__Work request__
Return copies of the lines below that mention "document".

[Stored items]
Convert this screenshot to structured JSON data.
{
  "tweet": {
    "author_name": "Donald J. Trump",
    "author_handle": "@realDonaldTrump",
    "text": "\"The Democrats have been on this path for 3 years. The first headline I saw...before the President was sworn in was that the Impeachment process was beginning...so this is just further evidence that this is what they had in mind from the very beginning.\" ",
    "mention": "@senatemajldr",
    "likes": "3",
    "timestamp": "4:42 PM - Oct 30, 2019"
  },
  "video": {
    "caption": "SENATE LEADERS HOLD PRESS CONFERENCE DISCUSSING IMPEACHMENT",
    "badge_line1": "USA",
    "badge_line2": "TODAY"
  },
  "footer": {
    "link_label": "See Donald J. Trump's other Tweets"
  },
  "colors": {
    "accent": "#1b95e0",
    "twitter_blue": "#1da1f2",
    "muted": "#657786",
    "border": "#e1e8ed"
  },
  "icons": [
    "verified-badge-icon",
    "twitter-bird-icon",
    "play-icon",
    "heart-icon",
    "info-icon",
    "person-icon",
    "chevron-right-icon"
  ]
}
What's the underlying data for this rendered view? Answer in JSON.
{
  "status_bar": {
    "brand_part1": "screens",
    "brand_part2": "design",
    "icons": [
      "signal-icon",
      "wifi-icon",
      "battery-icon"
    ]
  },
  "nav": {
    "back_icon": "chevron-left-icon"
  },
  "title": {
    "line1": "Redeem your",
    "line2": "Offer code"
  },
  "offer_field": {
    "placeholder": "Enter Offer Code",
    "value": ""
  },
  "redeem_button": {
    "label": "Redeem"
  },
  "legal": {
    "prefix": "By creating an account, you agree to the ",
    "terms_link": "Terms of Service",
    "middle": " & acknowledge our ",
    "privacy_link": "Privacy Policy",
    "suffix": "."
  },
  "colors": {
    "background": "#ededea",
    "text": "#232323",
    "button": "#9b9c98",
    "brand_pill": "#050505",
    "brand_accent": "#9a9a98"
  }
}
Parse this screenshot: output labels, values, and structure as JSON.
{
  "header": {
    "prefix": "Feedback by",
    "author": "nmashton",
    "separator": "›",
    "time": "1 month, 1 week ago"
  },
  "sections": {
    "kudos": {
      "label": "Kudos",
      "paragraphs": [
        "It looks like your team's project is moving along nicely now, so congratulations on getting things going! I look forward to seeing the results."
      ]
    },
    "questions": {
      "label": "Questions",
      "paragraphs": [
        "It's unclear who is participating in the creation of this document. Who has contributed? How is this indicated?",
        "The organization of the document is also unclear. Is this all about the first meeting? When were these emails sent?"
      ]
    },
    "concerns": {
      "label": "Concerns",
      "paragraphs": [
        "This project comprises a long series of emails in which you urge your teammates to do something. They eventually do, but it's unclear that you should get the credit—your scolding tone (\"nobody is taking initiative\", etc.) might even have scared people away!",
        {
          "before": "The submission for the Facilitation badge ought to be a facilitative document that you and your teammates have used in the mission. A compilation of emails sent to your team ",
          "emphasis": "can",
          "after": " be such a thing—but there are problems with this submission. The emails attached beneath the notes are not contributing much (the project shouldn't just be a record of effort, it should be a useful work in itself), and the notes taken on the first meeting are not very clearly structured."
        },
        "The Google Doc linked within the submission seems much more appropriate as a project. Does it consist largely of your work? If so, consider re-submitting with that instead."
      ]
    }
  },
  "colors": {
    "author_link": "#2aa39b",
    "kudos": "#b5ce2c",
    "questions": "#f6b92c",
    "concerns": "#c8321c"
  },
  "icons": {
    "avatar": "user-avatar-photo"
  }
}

__Answer__
        "It's unclear who is participating in the creation of this document. Who has contributed? How is this indicated?",
        "The organization of the document is also unclear. Is this all about the first meeting? When were these emails sent?"
          "before": "The submission for the Facilitation badge ought to be a facilitative document that you and your teammates have used in the mission. A compilation of emails sent to your team ",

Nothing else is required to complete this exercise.